──────── THE DATA

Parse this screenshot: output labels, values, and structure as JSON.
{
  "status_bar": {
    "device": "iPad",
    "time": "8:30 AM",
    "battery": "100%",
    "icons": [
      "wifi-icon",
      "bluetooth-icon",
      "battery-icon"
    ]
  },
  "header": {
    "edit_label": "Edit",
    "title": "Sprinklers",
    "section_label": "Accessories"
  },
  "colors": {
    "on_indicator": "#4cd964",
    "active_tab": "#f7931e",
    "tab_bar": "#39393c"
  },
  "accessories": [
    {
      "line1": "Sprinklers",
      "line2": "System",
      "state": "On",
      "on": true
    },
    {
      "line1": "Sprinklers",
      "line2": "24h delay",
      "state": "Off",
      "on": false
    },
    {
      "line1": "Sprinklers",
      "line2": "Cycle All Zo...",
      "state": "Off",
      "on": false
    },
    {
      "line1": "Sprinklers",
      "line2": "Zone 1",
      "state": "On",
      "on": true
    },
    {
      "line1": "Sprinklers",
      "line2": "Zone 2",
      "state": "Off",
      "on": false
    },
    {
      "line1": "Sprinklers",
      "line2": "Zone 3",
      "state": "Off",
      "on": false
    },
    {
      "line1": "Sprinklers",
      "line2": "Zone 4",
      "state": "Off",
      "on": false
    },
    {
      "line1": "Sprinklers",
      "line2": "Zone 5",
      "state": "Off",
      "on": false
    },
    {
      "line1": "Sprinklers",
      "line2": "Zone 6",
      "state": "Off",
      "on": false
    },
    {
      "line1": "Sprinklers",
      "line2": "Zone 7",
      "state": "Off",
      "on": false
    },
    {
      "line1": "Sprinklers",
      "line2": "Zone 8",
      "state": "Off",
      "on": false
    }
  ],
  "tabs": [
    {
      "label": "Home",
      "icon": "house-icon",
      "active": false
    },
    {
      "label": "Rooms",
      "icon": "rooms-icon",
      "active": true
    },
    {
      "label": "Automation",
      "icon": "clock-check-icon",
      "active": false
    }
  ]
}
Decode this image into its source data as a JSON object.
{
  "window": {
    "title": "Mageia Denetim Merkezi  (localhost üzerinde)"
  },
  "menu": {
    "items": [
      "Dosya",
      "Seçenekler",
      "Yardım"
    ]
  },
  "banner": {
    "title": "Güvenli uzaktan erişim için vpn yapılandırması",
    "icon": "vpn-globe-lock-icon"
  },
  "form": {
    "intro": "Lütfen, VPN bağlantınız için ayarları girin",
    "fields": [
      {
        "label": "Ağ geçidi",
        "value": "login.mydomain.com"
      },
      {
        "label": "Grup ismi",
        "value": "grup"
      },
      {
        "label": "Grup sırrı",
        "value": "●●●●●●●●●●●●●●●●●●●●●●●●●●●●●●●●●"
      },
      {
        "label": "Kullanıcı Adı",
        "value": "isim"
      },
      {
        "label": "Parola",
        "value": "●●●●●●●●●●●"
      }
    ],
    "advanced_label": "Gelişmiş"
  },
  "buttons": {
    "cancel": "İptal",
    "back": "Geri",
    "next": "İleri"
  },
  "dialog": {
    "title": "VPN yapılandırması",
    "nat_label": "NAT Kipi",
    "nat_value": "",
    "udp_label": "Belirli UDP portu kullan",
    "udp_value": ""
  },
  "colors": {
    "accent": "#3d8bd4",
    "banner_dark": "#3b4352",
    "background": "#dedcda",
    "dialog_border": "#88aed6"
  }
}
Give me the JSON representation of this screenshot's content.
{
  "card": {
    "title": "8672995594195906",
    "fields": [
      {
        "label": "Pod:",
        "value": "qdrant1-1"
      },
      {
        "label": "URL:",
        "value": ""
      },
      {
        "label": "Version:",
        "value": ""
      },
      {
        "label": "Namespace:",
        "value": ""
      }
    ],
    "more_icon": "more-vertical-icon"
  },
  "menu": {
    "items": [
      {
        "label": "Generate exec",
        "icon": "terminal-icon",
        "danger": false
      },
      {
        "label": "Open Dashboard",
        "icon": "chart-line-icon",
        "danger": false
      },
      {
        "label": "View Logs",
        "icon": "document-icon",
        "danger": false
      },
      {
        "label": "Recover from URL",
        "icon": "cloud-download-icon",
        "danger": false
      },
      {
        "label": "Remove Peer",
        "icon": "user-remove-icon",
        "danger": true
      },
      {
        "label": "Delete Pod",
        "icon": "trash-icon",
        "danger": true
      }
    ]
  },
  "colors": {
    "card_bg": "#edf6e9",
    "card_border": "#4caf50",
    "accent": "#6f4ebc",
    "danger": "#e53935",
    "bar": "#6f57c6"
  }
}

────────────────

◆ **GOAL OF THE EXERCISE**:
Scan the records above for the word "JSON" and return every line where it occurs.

◆ **OUTPUT OF THE EXERCISE**:
Parse this screenshot: output labels, values, and structure as JSON.
Decode this image into its source data as a JSON object.
Give me the JSON representation of this screenshot's content.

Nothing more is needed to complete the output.